AMP Capital chief economist Shane Oliver has said that Australia’s household debt levels are not as bad as they seem, but a 2 per cent rate rise could leave Australians vulnerable.
In 1990, there was on average $70 of household debt for every $100 of average household income after tax. Today, it is nearly $200 of debt (not allowing for offset accounts) for every $100 of after-tax income.
In his latest Oliver’s Insights report, Mr Oliver explains that the rapid increase in Australian household debt reflects both “economic and attitudinal changes”.
“Memories of wars and economic depression have faded, and with the last recession ending nearly 27 years ago, debt seems less risky,” Mr Oliver said.
“Furthermore, modern society encourages instant gratification as opposed to saving for what you want. Lower interest rates have made debt seem more affordable and increased competition among financial providers has made it more available. So, each successive generation since the Baby Boomers through to Millennials have been progressively more relaxed about taking on debt than earlier generations.”
However, the economist observes that higher debt partly reflects a rational adjustment to lower rates and greater credit availability via competition. He also notes that the rise in the stock of debt levels has been matched by a rise in total household wealth in Australia.
“Thanks to a surge in the value of houses and a rise in financial wealth, we are far richer. Wealth rose [by] 9.5 per cent last year to a new record. The value of average household wealth has gone from five times average annual after tax household income in 1990 to 9.5 times today,” Mr Oliver said.
“So, while the average level of household debt for each man, woman and child in Australia has increased from $11,837 in 1990 to $93,943 now, this has been swamped by an increase in average wealth per person from $86,376 to $475,569.”
Nevertheless, Mr Oliver warns that there are several threats to such high levels of household indebtedness such as rising unemployment, deflation, a sharp collapse in home prices and a change in attitudes against debt. The biggest threat that many Australians will be watching carefully is the impact of higher rates.
“The rise in debt means moves in interest rates are three times as potent compared to say 25 years ago,” Mr Oliver said.
“Just a 2 per cent rise in interest rates will take interest payments as a share of household income back to where they were just prior to the GFC (and which led to a fall in consumer spending).

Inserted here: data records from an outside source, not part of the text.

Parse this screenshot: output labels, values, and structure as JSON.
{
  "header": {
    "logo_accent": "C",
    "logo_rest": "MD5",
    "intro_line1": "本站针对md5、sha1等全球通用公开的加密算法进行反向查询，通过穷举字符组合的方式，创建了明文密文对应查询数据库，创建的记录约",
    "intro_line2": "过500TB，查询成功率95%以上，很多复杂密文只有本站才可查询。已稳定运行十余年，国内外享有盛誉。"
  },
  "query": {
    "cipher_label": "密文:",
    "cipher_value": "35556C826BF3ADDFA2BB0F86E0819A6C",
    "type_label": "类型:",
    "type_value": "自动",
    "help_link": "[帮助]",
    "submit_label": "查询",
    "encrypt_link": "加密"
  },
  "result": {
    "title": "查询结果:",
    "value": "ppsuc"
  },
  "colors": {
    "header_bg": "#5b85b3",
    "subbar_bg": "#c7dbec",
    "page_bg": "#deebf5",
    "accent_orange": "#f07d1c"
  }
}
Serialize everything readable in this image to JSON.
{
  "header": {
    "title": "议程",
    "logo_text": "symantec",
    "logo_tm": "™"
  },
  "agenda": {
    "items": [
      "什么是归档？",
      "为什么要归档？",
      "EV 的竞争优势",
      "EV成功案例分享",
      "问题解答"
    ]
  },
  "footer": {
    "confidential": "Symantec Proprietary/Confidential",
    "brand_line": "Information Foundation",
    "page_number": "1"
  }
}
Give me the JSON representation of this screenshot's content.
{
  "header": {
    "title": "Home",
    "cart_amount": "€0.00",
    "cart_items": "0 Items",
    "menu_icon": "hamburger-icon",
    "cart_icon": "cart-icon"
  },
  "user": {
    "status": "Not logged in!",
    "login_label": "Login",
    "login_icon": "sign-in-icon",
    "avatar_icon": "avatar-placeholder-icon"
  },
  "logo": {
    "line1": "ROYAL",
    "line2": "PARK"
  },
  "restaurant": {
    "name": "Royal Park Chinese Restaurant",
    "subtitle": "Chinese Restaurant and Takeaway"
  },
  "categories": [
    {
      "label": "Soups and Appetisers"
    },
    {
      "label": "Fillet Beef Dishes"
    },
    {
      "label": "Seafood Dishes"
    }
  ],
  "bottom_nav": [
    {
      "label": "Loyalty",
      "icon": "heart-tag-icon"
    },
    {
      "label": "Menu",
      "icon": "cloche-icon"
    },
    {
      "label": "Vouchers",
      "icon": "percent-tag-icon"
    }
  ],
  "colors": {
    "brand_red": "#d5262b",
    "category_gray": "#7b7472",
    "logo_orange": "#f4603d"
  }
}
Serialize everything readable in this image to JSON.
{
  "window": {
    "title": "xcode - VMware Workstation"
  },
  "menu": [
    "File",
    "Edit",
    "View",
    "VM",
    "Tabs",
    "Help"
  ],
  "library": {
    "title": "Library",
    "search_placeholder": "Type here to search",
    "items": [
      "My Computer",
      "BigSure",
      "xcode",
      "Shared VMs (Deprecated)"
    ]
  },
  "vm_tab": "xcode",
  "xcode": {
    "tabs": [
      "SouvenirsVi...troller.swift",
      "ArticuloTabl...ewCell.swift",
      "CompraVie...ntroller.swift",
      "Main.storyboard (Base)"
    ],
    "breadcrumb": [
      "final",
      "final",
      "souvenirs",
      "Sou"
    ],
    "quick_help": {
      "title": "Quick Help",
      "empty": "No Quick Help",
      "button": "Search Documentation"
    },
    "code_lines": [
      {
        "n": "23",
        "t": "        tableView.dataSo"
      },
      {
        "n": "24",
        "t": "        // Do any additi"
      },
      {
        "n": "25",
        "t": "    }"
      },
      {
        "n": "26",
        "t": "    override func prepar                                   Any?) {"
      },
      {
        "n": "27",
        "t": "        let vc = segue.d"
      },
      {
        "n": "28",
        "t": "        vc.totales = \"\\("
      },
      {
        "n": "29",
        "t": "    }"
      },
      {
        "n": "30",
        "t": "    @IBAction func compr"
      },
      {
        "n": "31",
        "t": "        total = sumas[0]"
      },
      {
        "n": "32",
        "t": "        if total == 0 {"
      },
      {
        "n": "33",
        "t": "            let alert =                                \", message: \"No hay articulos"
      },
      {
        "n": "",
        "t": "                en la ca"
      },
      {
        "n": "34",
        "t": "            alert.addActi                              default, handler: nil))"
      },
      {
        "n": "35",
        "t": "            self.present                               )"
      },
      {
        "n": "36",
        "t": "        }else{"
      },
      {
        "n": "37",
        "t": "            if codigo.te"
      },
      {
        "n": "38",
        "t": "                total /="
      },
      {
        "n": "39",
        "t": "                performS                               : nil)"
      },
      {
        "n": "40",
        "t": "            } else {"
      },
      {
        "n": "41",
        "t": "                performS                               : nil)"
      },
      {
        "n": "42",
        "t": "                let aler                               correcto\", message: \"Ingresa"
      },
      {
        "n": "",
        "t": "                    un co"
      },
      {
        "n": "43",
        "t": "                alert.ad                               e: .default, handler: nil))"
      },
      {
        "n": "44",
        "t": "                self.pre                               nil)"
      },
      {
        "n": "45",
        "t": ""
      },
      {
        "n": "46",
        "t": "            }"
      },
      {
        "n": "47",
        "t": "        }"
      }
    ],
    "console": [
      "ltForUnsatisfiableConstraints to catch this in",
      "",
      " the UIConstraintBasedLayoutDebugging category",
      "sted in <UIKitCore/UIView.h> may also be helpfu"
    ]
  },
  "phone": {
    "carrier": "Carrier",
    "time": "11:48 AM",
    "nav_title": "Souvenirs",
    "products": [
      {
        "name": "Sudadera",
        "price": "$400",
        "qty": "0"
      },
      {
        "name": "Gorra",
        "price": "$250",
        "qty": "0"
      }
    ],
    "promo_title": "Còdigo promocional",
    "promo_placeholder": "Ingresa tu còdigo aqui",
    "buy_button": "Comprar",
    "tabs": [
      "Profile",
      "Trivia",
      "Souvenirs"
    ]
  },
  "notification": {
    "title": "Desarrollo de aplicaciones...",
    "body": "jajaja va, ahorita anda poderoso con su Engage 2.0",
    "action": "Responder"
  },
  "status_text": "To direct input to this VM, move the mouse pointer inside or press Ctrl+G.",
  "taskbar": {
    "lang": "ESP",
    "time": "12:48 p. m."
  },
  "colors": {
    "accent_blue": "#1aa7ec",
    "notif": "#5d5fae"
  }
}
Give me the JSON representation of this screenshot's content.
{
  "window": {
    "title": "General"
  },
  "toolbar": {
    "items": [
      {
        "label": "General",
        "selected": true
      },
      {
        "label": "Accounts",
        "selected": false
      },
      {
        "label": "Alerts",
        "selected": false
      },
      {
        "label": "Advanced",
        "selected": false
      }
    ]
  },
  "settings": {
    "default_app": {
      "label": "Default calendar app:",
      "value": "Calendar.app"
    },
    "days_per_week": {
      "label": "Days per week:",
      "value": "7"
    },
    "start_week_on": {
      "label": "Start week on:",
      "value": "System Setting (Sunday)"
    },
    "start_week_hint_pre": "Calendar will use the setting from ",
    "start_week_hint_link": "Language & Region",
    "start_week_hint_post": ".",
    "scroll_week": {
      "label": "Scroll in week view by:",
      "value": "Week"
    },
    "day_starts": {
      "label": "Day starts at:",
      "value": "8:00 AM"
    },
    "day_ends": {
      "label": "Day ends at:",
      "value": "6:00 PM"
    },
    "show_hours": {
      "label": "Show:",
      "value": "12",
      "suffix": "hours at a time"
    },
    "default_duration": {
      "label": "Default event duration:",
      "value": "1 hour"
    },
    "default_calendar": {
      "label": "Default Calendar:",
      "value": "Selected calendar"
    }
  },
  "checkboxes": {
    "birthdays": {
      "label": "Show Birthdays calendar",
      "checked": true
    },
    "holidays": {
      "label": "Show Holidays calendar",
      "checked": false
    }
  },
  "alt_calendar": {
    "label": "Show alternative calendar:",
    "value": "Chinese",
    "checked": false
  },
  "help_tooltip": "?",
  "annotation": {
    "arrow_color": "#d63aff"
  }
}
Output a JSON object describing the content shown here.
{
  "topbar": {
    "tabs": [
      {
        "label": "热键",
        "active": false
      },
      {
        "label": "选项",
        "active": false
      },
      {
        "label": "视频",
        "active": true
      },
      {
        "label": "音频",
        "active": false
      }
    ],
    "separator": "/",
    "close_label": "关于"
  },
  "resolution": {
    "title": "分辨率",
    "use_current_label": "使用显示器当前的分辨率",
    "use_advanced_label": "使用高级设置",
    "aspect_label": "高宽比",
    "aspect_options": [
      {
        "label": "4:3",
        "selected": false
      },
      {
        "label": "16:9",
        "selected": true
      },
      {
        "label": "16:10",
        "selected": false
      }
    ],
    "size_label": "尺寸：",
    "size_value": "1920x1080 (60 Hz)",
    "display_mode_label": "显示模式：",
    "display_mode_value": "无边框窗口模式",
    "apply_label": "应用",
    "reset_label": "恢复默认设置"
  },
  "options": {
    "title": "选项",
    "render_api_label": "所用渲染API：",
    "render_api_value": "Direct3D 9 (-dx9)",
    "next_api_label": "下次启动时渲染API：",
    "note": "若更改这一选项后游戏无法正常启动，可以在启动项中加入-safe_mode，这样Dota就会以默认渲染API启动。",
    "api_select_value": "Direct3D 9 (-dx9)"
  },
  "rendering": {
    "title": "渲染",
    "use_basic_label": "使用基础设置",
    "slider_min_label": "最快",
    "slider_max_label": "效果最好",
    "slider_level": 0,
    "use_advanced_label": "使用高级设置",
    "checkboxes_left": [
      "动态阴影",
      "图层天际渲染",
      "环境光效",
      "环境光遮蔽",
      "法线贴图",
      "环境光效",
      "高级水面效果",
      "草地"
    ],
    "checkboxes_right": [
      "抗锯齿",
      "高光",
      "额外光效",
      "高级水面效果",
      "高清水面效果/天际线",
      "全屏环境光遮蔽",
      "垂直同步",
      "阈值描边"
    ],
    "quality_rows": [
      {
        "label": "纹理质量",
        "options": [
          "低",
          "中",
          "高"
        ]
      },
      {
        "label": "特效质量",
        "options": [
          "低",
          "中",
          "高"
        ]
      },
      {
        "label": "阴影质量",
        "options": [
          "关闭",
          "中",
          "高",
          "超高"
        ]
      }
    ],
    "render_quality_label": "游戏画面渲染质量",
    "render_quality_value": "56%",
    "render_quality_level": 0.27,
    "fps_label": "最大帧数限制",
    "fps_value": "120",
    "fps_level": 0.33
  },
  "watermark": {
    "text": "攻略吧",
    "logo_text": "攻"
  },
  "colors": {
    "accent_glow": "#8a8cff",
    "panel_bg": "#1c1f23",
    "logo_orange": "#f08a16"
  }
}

“However, the RBA is well aware of the rise in sensitivities flowing from higher debt and so knows that when the time comes to eventually start raising rates (maybe later this year), it simply won’t have to raise rates anywhere near as much as in the past to have a given impact in, say, controlling spending and inflation. And so, it’s likely to be very cautious in raising rates (and is very unlikely to need to raise rates by anything like 2 per cent.)”